■ **Data under study**:
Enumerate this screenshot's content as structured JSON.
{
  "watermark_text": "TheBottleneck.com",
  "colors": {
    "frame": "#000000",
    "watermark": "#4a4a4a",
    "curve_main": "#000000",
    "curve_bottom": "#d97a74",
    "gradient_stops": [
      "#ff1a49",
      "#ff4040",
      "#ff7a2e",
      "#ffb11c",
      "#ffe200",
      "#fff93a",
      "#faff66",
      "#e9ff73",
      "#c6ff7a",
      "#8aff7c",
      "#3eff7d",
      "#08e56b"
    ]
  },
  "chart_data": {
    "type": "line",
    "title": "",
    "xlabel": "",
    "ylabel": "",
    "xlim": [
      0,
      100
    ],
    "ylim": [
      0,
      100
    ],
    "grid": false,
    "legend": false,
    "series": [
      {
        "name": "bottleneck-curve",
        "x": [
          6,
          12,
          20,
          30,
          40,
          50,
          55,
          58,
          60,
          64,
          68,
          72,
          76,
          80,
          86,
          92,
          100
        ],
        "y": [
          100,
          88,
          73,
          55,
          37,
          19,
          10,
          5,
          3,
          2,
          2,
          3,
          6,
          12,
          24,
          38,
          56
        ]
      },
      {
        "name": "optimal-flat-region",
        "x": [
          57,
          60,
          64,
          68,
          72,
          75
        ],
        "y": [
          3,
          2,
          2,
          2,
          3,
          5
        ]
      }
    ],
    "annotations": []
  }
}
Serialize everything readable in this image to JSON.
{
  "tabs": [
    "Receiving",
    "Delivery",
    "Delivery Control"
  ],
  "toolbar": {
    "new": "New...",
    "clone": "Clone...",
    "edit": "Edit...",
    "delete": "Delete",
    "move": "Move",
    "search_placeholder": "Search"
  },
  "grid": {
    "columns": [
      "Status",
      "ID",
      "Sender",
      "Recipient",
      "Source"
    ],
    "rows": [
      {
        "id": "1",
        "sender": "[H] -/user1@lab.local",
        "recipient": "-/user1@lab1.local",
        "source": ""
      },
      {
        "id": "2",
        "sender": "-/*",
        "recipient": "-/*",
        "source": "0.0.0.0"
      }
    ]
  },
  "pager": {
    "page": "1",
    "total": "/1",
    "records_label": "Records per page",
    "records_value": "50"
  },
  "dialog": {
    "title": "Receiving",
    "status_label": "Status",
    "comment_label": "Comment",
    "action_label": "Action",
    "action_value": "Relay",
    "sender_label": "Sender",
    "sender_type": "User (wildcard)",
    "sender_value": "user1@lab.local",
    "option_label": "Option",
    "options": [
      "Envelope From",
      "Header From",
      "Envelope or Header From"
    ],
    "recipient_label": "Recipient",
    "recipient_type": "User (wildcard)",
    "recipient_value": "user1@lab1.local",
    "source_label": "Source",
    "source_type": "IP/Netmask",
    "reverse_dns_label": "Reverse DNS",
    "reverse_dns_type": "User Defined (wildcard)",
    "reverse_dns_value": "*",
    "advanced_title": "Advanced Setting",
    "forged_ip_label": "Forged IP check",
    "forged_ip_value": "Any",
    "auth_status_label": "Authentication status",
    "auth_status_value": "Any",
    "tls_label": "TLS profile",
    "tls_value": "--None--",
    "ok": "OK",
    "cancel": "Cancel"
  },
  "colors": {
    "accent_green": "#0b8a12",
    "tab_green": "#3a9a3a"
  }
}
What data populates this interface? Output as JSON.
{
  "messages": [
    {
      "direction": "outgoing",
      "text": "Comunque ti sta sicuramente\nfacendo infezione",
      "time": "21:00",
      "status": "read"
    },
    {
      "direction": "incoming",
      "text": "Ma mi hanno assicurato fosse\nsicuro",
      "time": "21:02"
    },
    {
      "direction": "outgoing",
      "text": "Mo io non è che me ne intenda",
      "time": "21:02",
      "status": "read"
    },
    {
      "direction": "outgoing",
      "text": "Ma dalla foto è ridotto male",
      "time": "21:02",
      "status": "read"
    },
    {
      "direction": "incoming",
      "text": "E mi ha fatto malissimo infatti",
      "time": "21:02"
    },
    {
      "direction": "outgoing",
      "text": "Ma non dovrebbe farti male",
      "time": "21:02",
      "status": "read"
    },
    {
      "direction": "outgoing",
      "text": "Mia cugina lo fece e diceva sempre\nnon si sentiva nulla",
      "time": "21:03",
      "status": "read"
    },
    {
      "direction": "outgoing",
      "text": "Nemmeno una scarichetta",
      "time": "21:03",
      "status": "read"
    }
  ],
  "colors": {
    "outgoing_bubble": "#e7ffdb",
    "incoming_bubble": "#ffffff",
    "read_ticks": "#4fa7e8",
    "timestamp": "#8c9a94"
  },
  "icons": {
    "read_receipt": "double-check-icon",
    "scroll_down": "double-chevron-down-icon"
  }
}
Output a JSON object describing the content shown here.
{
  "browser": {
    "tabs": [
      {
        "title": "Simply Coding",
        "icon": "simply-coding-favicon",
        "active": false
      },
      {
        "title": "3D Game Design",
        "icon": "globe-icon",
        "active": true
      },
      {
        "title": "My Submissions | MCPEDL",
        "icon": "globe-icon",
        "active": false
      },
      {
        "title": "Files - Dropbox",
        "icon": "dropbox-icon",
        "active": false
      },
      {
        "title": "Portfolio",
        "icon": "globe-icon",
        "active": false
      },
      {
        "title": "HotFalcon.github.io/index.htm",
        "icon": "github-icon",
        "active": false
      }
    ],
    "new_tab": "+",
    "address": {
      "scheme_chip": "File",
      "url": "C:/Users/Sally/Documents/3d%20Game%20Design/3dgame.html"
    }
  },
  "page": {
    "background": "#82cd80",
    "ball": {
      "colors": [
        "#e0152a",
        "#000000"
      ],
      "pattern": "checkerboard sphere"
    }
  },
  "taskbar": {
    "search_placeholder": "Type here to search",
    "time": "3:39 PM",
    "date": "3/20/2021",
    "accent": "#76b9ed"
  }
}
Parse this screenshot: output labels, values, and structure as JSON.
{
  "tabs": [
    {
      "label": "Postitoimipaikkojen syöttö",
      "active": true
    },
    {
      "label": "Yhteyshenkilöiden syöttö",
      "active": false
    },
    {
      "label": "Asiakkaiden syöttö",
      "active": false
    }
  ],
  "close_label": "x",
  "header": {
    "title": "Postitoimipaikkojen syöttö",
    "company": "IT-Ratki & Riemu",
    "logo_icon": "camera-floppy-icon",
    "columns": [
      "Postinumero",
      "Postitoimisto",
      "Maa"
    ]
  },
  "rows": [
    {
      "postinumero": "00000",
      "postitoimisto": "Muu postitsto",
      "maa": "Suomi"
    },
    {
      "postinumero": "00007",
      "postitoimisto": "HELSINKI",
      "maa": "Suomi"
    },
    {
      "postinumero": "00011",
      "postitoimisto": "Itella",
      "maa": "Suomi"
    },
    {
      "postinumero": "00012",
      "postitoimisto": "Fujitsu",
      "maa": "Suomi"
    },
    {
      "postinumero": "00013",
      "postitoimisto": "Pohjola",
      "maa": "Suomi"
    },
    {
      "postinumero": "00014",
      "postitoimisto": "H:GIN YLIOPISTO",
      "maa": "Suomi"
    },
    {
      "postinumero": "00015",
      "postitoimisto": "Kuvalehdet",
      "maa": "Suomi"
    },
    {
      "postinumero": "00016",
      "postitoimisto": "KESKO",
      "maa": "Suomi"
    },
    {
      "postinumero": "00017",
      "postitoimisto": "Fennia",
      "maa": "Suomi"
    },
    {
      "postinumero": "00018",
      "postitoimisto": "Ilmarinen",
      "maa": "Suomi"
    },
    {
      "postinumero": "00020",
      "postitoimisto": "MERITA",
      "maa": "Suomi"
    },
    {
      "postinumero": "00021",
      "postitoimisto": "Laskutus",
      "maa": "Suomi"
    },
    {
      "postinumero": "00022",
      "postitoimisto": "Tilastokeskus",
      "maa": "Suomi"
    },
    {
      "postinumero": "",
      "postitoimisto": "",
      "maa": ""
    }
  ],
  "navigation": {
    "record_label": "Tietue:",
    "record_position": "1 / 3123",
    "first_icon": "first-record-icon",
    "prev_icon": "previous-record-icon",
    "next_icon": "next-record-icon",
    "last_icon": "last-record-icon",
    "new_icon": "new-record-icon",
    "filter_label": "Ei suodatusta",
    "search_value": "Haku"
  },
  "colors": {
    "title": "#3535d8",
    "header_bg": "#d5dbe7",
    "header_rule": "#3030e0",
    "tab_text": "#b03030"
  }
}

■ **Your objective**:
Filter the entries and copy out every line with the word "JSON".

■ **Exercise answer**:
Enumerate this screenshot's content as structured JSON.
Serialize everything readable in this image to JSON.
What data populates this interface? Output as JSON.
Output a JSON object describing the content shown here.
Parse this screenshot: output labels, values, and structure as JSON.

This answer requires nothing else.